- BankWest, with $1,100,000,000 of total assets, offers an APY of 0.25% in their statement savings account.
- GateWay Bank, with $1,477,000,000 of total assets, offers an APY of 0.25% in their statement savings account.
- Midwest BankCentre, with $2,007,000,000 of total assets, offers an APY of 0.25% in their statement savings account.
- Northeast Bank, with $1,123,000,000 of total assets, offers an APY of 0.25% in their Prime Savings account.
As can be seen from the list of the top 10 states above, the variance in APY is relatively minimal. New York offers the highest rate based on the data at 1.20%; this is much higher than the rest of the list, with all other states having 0.75% APY or less. It might be worth pursuing an online account with Amalgamated Bank in New York; however, you should look into the stipulations and offerings from the bank before deciding on just a 1.20% APY.
10 Worst States for Banking Interest Rates
Bank of Hawaii, with $17,643,000,000 of total assets, offers an APY of 0.03% in their regular savings account.
Rocky Mountain Bank, with $528,000,000 of total assets, offers an APY of 0.03% in their regular savings account.
Northway Bank, with $896,000,000 of total assets, offers an APY of 0.05% in their statement savings account.
North Street Bank, with $659,000,000 of total assets, offers an APY of 0.05% in their statement savings account.
The Washington Trust Co. of Westerly, with $5,199,000,000 of total assets, offers an APY of 0.05% in their freedom statement savings account.
The remaining banks ranked in the top 10 worst APY offerings for savings accounts share the same APY rate of 0.10%. Those states are as follows: Alabama, Arizona, Florida, Iowa, Kentucky, Louisiana, Maryland, Michigan, Minnesota, Mississippi, New Mexico, North Dakota, Utah, Vermont, Virginia and Wisconsin.
As can be seen by the data above, the “worst” states are all pretty close in terms of their APY offerings, excluding those bottom 5 states.
Regardless of your state of residence, though, it might be worthwhile to pursue the highest possible savings account rate nearest to you.
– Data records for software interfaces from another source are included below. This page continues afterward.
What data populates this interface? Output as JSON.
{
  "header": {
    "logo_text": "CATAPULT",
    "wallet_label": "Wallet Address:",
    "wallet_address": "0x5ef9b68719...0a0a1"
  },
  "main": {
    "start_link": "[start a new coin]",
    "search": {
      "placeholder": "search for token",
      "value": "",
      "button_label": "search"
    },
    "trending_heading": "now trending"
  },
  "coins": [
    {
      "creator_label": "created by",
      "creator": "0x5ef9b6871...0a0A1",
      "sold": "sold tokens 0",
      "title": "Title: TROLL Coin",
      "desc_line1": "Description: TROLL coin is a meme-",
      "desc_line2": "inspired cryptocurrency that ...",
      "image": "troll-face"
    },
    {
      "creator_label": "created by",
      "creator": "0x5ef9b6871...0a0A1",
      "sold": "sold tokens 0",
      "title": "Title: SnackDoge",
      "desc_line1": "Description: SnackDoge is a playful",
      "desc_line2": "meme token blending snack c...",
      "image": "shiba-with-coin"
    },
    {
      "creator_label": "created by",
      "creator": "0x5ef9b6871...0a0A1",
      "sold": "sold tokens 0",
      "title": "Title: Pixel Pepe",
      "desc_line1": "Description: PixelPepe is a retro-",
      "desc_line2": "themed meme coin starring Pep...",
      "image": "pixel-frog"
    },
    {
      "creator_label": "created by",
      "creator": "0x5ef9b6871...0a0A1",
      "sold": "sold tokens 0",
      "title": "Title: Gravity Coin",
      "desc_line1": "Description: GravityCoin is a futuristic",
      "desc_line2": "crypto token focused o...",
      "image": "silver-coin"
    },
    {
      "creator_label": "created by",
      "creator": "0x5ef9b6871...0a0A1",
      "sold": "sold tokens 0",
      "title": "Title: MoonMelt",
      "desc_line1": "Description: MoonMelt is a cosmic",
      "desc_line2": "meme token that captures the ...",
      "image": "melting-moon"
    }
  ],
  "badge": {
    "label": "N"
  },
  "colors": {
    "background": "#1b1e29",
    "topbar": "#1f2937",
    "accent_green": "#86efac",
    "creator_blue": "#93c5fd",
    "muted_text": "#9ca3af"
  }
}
Unfortunately, the “worst” states seem to be more on the average side of things, with low-interest rates for their savings account. In fact, it seems like the top 10 best states are more of an anomaly than the bottom 10!